Sometimes these traders carried the hides to China and exchanged them for tea, but as a rule they went home again and sold their cargoes in Boston or New York. The two-year journey around the Horn was not only long, but often very tedious, for ships were often becalmed, or driven out of their course by unfavorable winds.

Still, both traders and trappers told such wonderful stories of the land they had visited in the far West, that a number of adventurers longed to go there. But the journey across the plains, through the deserts, and over the mountains, was so long and painful that only the bravest and strongest dared undertake it.

These men generally followed the road pointed out by the trappers, who often served as guides for the travelers, and beguiled the way by their many stories. Some of these were quite true, but others were told in fun to see if people would really believe them.

For instance, James Bridges, a famous trapper, used to tell of an awful snowstorm in the Great Salt Lake valley which lasted seventy days and stopped only when there were seventy feet of snow on the ground. He said that vast herds of buffaloes perished from the cold, and that their meat was kept fresh by the snow in which they were buried. When spring came, and the snow melted, he tumbled the frozen buffaloes into Great Salt Lake, where the water was so briny that it pickled all the meat perfectly. Thus, he had food enough to last several years for himself and for a whole tribe of Ute Indians.

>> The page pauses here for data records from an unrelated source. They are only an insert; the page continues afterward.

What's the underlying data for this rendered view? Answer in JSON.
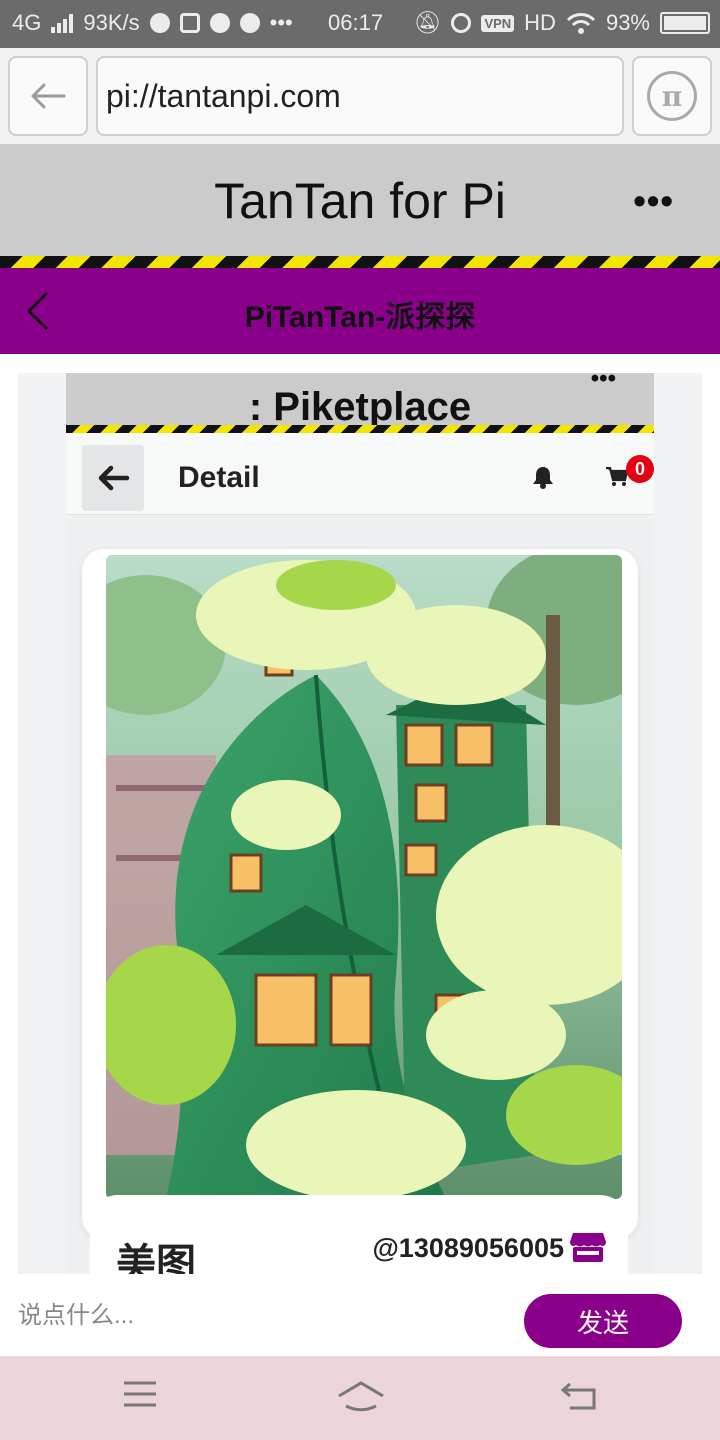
{
  "status_bar": {
    "network": "4G",
    "speed": "93K/s",
    "time": "06:17",
    "hd": "HD",
    "vpn": "VPN",
    "battery": "93%",
    "battery_level": 0.93
  },
  "browser": {
    "url": "pi://tantanpi.com",
    "pi_symbol": "π"
  },
  "app_header": {
    "title": "TanTan for Pi",
    "menu": "•••"
  },
  "nav": {
    "title": "PiTanTan-派探探"
  },
  "embedded_app": {
    "title": ": Piketplace",
    "menu": "•••",
    "detail_title": "Detail",
    "cart_count": "0",
    "item_name": "美图",
    "seller": "@13089056005"
  },
  "comment": {
    "placeholder": "说点什么...",
    "send_label": "发送"
  },
  "colors": {
    "accent": "#8b008b",
    "badge": "#e60012"
  },
  "icons": [
    "back-arrow-icon",
    "pi-icon",
    "chevron-left-icon",
    "bell-icon",
    "cart-icon",
    "store-icon",
    "menu-icon",
    "home-icon",
    "return-icon"
  ]
}
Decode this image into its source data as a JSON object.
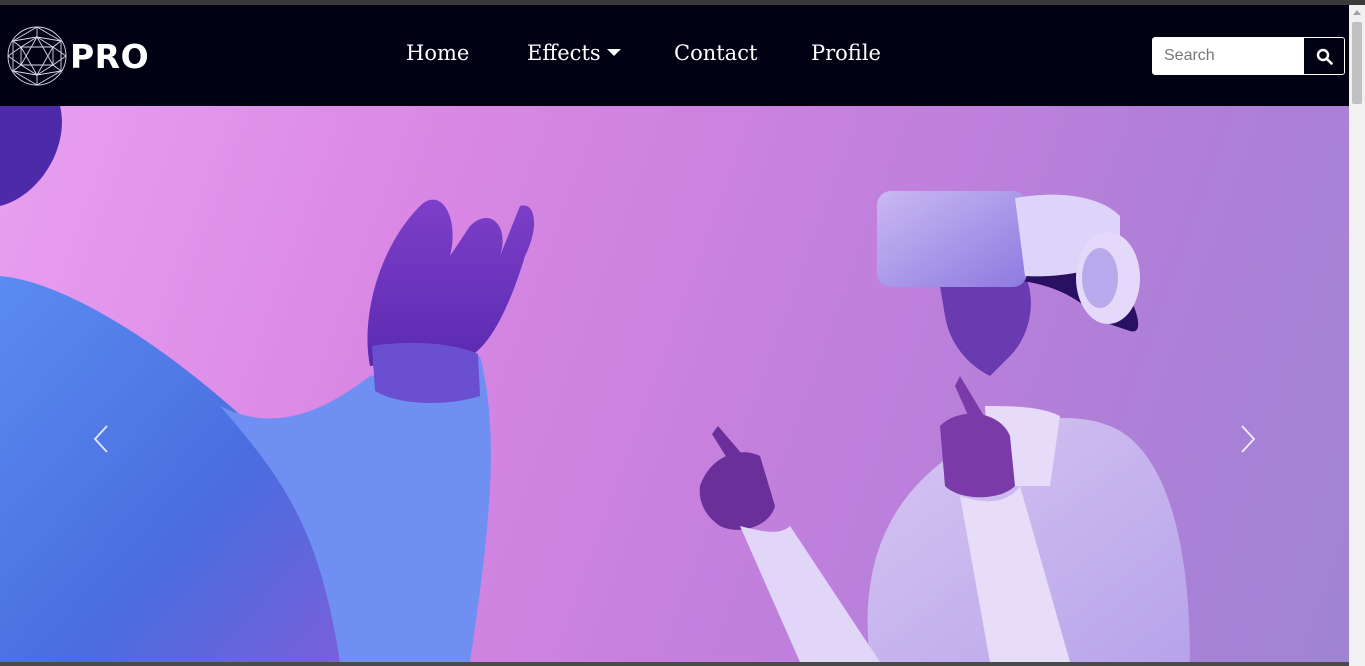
{
  "brand": {
    "name": "PRO",
    "logo_icon": "geodesic-sphere-icon"
  },
  "nav": {
    "items": [
      {
        "label": "Home"
      },
      {
        "label": "Effects",
        "has_dropdown": true
      },
      {
        "label": "Contact"
      },
      {
        "label": "Profile"
      }
    ]
  },
  "search": {
    "placeholder": "Search",
    "value": "",
    "button_icon": "search-icon"
  },
  "carousel": {
    "prev_icon": "chevron-left-icon",
    "next_icon": "chevron-right-icon",
    "slide_image": "woman wearing VR headset with purple lighting"
  },
  "colors": {
    "navbar": "#010114",
    "accent": "#c680de"
  }
}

Of course this story was pure nonsense, but it shows what kind of stories some of these backwoodsmen told.



Contents

Front Matter

The Beginning of the U.S
Franklin's Return
Troubles After the War
The Constitution
The First President
Washington's Troubles
A Wonderful Invention
Death of Washington
The U.S. Buys Land
War With African Pirates
Death of Somers
The First Steamboat
The Gerrymander
The War of 1812
"Don't Give Up the Ship"
The Star-Spangled Banner
Clinton's "Big Ditch"
More Land Bought
Jackson Stories
Jackson's Presidency
New Inventions
Whitman's Ride
The Mormons
The First Telegraph
The Mexican War
The Slavery Quarrel
Daniel Webster's Youth
Webster's Speeches
Early Times in California
Discovery of El Dorado
Rush to California
The Underground Railroad
The First World's Fair
John Brown's Raid
Lincoln's Youth
The First Shot
The Call to Arms
The President's Decision
Admiral Farragut
The Monitor and Merrimac
The Penninsular Campaign
Barbara Frietchie
Lincoln's Vow
The Battle of Gettysburg
The Taking of Vicksburg
Riots, Raids, and Battles
The Burning of Atlanta
The March to the Sea
Sheridan's Ride
The Doings of the Fleet
Lee's Surrender
Decoration Day
Lincoln Stories
Lincoln's Rebukes
A President's Son
A Noble Southerner
Hard Times in the South
The Atlantic Cable
Best Way to Settle Quarrels
Our One Hundredth Birthday
Gold for Greenbacks
A Clever Engineer
Death of Garfield
The Celebration at Yorktown
The Great Statue
A Terrible Flood
Lynch Law
The Great White City
The Explosion of the Maine
The Battle of Manila
Hobson's Brave Deed
Surrender of Santiago
The Hawaiian Islands
The Annexation of Hawaii
The Philippine War
Assassination of McKinley
The Panama Canal
Roosevelt's Administration
Two Presidents
German Views
The World War
Since the World War